◆ What you are asked to do: Wherever the listing has a line with the string "title", copy that line out.

◆ Excerpted data:

--------------------------------

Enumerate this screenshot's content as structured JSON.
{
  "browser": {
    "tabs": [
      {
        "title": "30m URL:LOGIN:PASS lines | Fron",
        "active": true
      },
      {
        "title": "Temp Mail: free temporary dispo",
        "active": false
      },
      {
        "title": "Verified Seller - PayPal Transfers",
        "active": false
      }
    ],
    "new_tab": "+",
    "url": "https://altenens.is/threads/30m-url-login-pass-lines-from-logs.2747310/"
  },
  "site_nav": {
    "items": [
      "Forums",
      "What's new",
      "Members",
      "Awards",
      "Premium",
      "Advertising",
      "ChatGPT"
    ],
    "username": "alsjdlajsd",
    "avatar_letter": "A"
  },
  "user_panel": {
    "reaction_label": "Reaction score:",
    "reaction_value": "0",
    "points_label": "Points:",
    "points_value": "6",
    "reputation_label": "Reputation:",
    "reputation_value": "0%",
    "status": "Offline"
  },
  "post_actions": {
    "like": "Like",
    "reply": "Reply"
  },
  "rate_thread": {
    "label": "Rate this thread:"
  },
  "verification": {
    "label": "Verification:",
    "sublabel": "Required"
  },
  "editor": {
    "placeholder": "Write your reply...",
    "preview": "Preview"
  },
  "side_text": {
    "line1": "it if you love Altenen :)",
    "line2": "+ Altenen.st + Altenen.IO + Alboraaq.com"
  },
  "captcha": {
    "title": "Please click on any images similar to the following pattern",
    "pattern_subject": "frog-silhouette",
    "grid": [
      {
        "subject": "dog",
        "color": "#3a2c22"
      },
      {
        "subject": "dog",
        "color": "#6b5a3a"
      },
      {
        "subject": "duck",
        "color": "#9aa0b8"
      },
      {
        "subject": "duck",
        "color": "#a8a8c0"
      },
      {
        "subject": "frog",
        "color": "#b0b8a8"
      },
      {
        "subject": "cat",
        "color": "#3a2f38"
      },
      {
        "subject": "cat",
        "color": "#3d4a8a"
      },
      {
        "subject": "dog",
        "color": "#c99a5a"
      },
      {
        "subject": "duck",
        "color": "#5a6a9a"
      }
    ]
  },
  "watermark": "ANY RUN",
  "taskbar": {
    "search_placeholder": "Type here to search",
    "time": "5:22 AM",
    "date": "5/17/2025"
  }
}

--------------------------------

◆ Response to this exercise:
        "title": "30m URL:LOGIN:PASS lines | Fron",
        "title": "Temp Mail: free temporary dispo",
        "title": "Verified Seller - PayPal Transfers",
    "title": "Please click on any images similar to the following pattern",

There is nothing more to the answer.